Work item. The response should contain only those lines of the entries below that include the string "COUNTRY".

Material shown.
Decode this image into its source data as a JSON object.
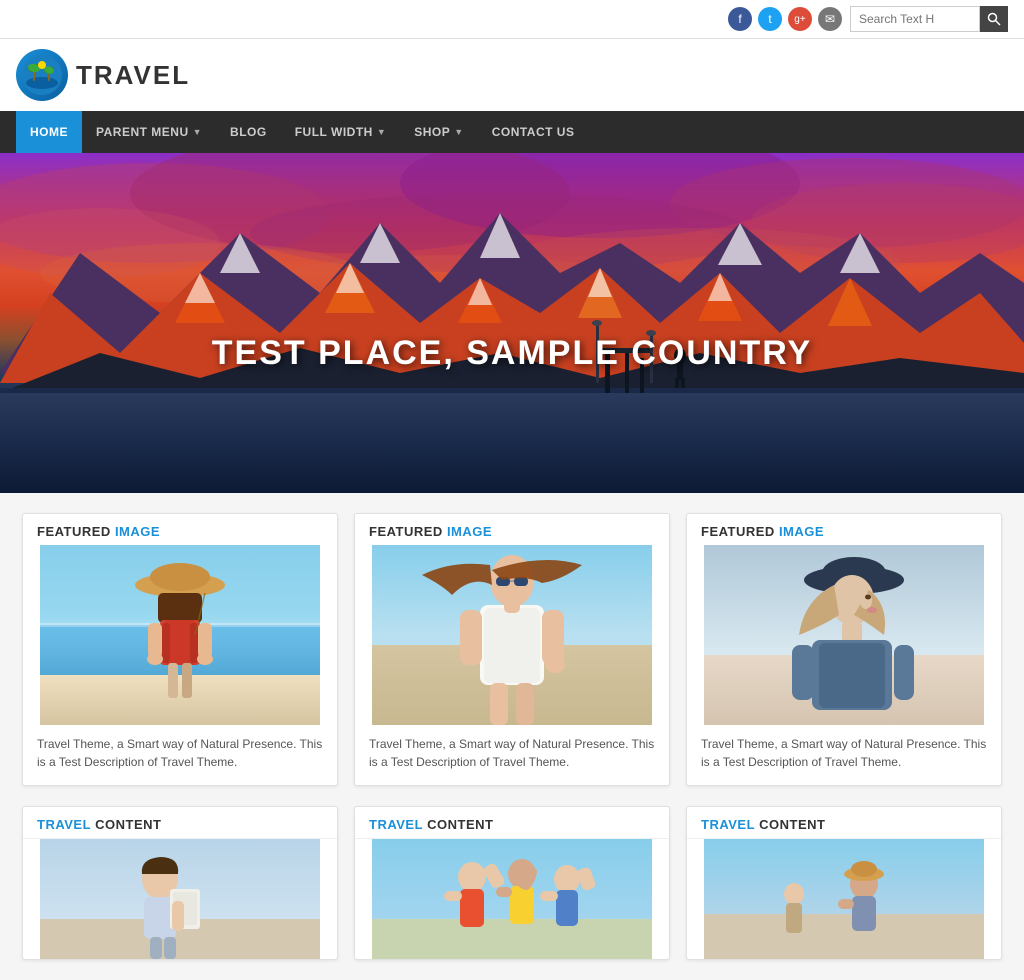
{
  "site": {
    "logo_text": "TRAVEL",
    "tagline": "TEST PLACE, SAMPLE COUNTRY"
  },
  "topbar": {
    "search_placeholder": "Search Text H",
    "social": {
      "facebook": "f",
      "twitter": "t",
      "google": "g+",
      "email": "✉"
    }
  },
  "nav": {
    "items": [
      {
        "label": "HOME",
        "active": true,
        "has_arrow": false
      },
      {
        "label": "PARENT MENU",
        "active": false,
        "has_arrow": true
      },
      {
        "label": "BLOG",
        "active": false,
        "has_arrow": false
      },
      {
        "label": "FULL WIDTH",
        "active": false,
        "has_arrow": true
      },
      {
        "label": "SHOP",
        "active": false,
        "has_arrow": true
      },
      {
        "label": "CONTACT US",
        "active": false,
        "has_arrow": false
      }
    ]
  },
  "hero": {
    "title": "TEST PLACE, SAMPLE COUNTRY"
  },
  "featured_cards": [
    {
      "label": "FEATURED",
      "label_highlight": "IMAGE",
      "description": "Travel Theme, a Smart way of Natural Presence. This is a Test Description of Travel Theme."
    },
    {
      "label": "FEATURED",
      "label_highlight": "IMAGE",
      "description": "Travel Theme, a Smart way of Natural Presence. This is a Test Description of Travel Theme."
    },
    {
      "label": "FEATURED",
      "label_highlight": "IMAGE",
      "description": "Travel Theme, a Smart way of Natural Presence. This is a Test Description of Travel Theme."
    }
  ],
  "travel_cards": [
    {
      "label": "TRAVEL",
      "label_highlight": "TRAVEL",
      "section_text": "CONTENT"
    },
    {
      "label": "TRAVEL",
      "label_highlight": "TRAVEL",
      "section_text": "CONTENT"
    },
    {
      "label": "TRAVEL",
      "label_highlight": "TRAVEL",
      "section_text": "CONTENT"
    }
  ]
}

Answer to this task.
    "tagline": "TEST PLACE, SAMPLE COUNTRY"
    "title": "TEST PLACE, SAMPLE COUNTRY"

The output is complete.